Furthermore, studies indicate that violent and property crime rates increase during the summer months, excepting robbery and auto theft. Thus, data seems to suggest that gun violence is likely to spike over the 100 Deadliest Days, along with traffic-related fatalities, resulting in even more deaths and serious injuries. While the exact reasons remain unclear, researchers have proposed several theories on the factors that may contribute to the surge in violent crime during the summer months. Theories include the idea that high temperatures and long daylight hours often lead to larger amounts of people in public, providing increased opportunity for accidents and crime.
To help curb the involvement of firearms in roadway incidents in the summer and throughout the year, states are essentially obligated to clarify their firearm transport laws and raise awareness about proper storage for guns in vehicles. This is an especially important consideration for recreational vehicle (RV) owners. While there are only about 10.5 million U.S. households that own at least one RV, for more than 1 million of those households, their RV doubles as their permanent residence.
For those living in their RV full-time, firearm ownership is common, for reasons including self-protection and sport hunting. About 40% of RV owners, in fact, carry a firearm with them at least some of the time. It’s essential that those traveling in an RV, whether on a summer vacation or as part of a nomadic lifestyle, understand their rights and responsibilities regarding firearm ownership when driving across state lines. And all drivers should remember it’s neither appropriate nor safe to brandish a weapon following a roadway incident.
Ways to Combat Automobile-Related Deaths
But firearms are at the unlikelier end of the spectrum when it comes to the possible causes of automobile accidents. Driver behavior is the biggest factor in the realm of roadway safety, and there are a number of particular actions that can directly contribute to car crashes. For example, texting and multi-tasking mean that a driver’s mind isn’t fully tuned into driving, increasing the risk of accidents.
Displaying aggressive behavior while behind the wheel is another safety-related red flag. Tailgating, speeding, and failing to use a turn signal are a few examples of unsafe and aggressive driving habits. Finally, impaired driving, especially impairment due to alcohol, is one of the biggest preventable causes of roadway fatalities. The Centers for Disease Control and Prevention (CDC) reports that nearly 10,500 people died in 2016 as a result of a motor vehicle crash involving an alcohol-impaired driver. The annual economic cost of automobile accidents involving alcohol is more than $44 billion.
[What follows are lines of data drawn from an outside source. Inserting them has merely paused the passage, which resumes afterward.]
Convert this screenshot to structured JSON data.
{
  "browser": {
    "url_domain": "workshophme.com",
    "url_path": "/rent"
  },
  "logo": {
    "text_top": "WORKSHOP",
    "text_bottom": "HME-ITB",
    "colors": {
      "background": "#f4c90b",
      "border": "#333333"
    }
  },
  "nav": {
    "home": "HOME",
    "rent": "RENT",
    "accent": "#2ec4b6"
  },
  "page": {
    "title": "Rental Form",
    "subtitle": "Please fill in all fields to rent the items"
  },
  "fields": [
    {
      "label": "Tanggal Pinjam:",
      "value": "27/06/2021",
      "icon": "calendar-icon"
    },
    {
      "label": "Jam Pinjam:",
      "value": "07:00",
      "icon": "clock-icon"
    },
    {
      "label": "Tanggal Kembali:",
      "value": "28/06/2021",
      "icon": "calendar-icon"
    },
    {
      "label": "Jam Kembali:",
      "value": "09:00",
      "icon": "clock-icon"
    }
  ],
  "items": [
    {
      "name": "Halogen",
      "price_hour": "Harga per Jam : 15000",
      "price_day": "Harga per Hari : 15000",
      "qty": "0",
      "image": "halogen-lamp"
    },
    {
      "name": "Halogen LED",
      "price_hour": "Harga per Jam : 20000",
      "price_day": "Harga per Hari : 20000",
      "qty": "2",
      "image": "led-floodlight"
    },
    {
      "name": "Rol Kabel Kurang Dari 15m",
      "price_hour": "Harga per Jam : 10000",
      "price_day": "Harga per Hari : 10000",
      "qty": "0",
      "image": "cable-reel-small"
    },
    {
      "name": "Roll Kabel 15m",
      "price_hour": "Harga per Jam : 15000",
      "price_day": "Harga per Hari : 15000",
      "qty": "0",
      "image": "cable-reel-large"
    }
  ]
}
The issue of alcohol impairment on our nation’s roads is compounded in the wake of our modern alcohol abuse epidemic. Since 2000, alcohol abuse has reportedly increased by 50% in the U.S., and many of those who abuse alcohol end up behind the wheel. Therefore, alcohol awareness campaigns are vital to the reduction of automobile-related deaths throughout the year. When coupled with teen driver awareness courses, transparency regarding in-vehicle firearm regulations, and distracted driving education, we may begin to see a reduction in automobile-related deaths, at both the state and federal levels.